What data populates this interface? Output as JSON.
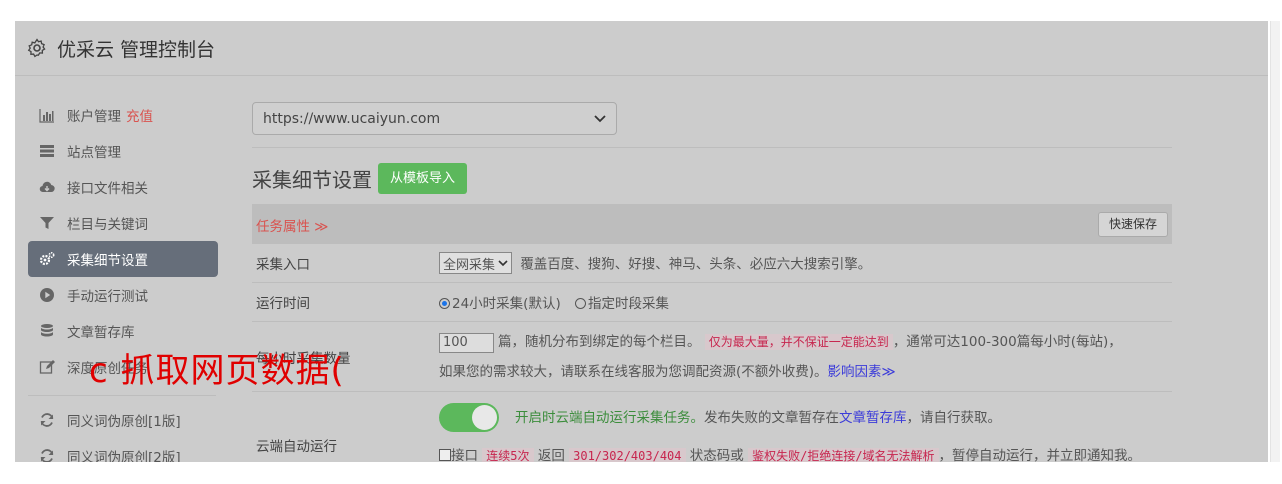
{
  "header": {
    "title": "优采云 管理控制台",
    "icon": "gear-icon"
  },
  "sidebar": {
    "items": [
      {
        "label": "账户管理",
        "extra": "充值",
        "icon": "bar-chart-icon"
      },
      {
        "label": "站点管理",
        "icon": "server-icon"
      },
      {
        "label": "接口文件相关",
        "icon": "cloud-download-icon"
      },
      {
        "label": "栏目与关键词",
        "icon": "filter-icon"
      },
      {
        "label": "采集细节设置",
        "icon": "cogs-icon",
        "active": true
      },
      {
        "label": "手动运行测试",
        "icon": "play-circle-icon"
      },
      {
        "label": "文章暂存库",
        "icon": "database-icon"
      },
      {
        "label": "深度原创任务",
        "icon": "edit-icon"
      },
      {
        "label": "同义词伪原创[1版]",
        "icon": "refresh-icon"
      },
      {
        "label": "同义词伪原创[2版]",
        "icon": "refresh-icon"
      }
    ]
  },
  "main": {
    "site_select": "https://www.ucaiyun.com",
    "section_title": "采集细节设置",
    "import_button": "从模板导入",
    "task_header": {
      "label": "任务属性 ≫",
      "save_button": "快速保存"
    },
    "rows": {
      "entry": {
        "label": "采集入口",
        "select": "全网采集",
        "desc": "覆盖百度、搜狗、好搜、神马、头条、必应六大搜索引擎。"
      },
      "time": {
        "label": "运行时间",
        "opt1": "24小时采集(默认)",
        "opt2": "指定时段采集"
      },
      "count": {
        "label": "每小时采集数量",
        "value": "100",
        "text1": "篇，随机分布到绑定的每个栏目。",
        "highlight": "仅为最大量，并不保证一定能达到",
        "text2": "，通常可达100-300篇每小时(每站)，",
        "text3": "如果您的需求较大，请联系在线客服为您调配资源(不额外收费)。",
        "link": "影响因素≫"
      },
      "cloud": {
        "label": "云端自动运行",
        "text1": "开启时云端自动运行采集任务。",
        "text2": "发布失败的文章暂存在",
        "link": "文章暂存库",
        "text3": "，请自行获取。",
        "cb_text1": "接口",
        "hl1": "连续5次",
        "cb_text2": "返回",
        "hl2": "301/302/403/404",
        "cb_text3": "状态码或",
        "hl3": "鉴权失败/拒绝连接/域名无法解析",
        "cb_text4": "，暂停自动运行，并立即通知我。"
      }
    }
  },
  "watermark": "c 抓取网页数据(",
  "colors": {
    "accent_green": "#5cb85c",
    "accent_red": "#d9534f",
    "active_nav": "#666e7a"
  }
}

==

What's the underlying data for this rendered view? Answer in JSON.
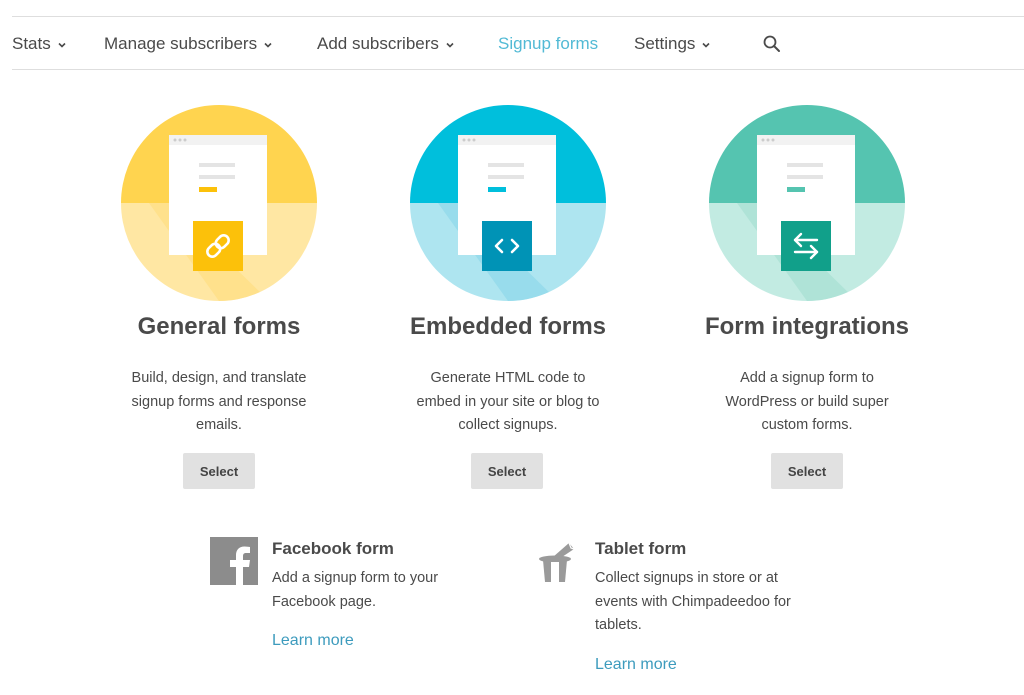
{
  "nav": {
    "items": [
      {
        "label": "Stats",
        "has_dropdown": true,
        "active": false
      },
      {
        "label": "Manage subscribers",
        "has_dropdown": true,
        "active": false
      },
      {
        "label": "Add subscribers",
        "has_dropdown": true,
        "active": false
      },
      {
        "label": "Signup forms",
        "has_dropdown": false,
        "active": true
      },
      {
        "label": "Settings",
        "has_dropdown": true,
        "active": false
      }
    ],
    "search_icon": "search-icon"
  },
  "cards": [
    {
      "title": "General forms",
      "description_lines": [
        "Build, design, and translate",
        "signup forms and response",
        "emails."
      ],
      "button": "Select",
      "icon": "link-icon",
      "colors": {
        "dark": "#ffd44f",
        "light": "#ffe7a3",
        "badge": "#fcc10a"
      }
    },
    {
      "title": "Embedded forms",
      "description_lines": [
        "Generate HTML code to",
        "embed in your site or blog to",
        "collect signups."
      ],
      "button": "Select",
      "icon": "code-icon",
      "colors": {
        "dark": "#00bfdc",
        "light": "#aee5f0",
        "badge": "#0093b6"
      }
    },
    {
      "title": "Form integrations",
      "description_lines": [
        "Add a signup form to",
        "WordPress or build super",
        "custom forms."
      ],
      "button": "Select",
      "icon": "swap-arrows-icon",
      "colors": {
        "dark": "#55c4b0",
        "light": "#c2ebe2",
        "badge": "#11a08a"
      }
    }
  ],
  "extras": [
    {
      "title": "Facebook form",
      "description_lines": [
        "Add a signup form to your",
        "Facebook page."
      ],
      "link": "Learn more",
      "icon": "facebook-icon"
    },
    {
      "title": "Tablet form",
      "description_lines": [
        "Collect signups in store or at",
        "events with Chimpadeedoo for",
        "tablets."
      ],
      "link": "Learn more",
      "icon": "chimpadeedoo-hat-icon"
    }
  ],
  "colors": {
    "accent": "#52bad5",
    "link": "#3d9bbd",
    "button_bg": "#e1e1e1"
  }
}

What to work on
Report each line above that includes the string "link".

Answer to the problem
        "link": "影响因素≫"
        "link": "文章暂存库",
      "icon": "link-icon",
      "link": "Learn more",
      "link": "Learn more",
    "link": "#3d9bbd",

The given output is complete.